Shooting stars will fill the sky tonight, in the first astronomical spectacle of 2018.
The annual Quadrantid meteor shower peaks in early January, producing as many as 50 to 120 meteors per hour.
It is expected to peak between 20:00 and 21:00 GMT (21-22 hours UTC) , when sky watchers should be able to see up to 120 meteors per hour, enjoying the first shooting stars show in 2018.
The Quadrantids meteor shower will be visible from both hemispheres, and coinciding with the Wolf Moon, the biggest super moon of the year.
How do I get the best view of the Quadrantid meteor shower?
Like the supermoon, you can watch the meteor shower sans special glasses and without the aid of a telescope. If you’re in a cold area, dress warmly and grab a blanket to lie down (ideally somewhere far away from light pollution). It’ll take 20-30 minutes for your eyes to adjust to the dark.
The shower will be visible below the Ursa Minor constellation, most commonly called the Little Dipper in North America, and the Big Dipper. If you’re having trouble identifying both constellations, look for the brighter Big Dipper, and use the two stars that trace the outer edge of its ladle to point you to Polaris, the North Star. Look beneath the constellations to catching the falling meteors’ tails.(1)

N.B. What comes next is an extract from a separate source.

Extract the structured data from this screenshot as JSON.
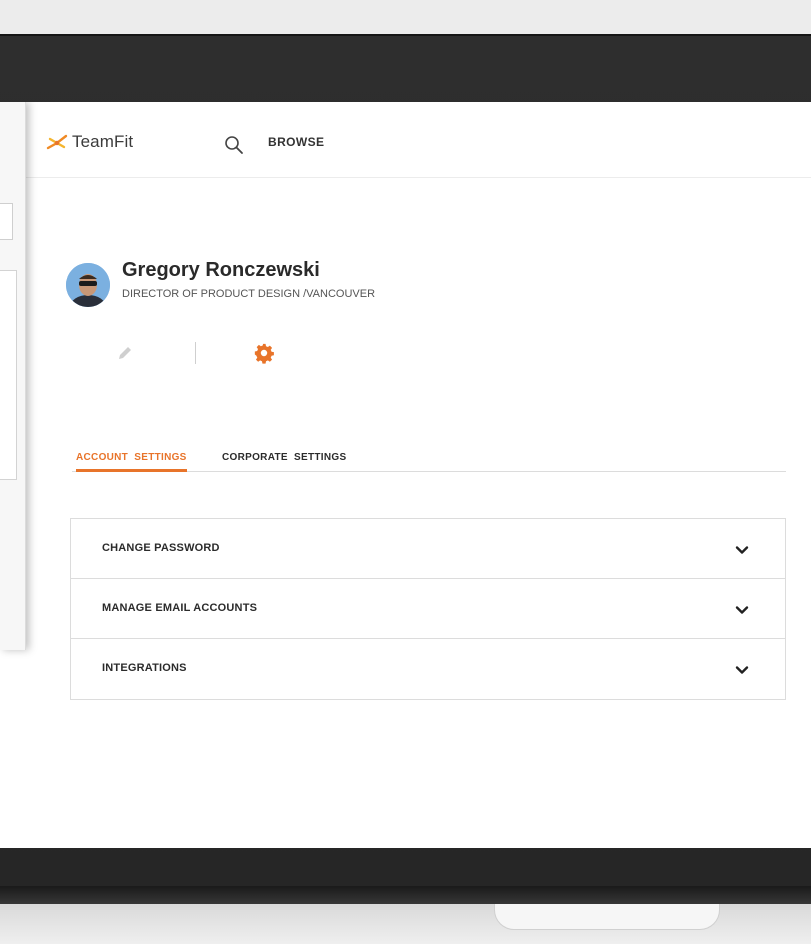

The Quadrantid meteor shower can be compared to the Perseids Meteor Shower and the Geminids meteor shower.
NASA said: “Fireballs are larger explosions of light and colour that can persist longer than an average meteor streak. This is due to the fact that fireballs originate from larger particles of material.”
What is the Quadrantid Meteor Shower?
The Quadrantids are thought to be made up of the dust and debris left by asteroid 2003 EH1, which NASA now describe as possibly a “dead comet”.(2)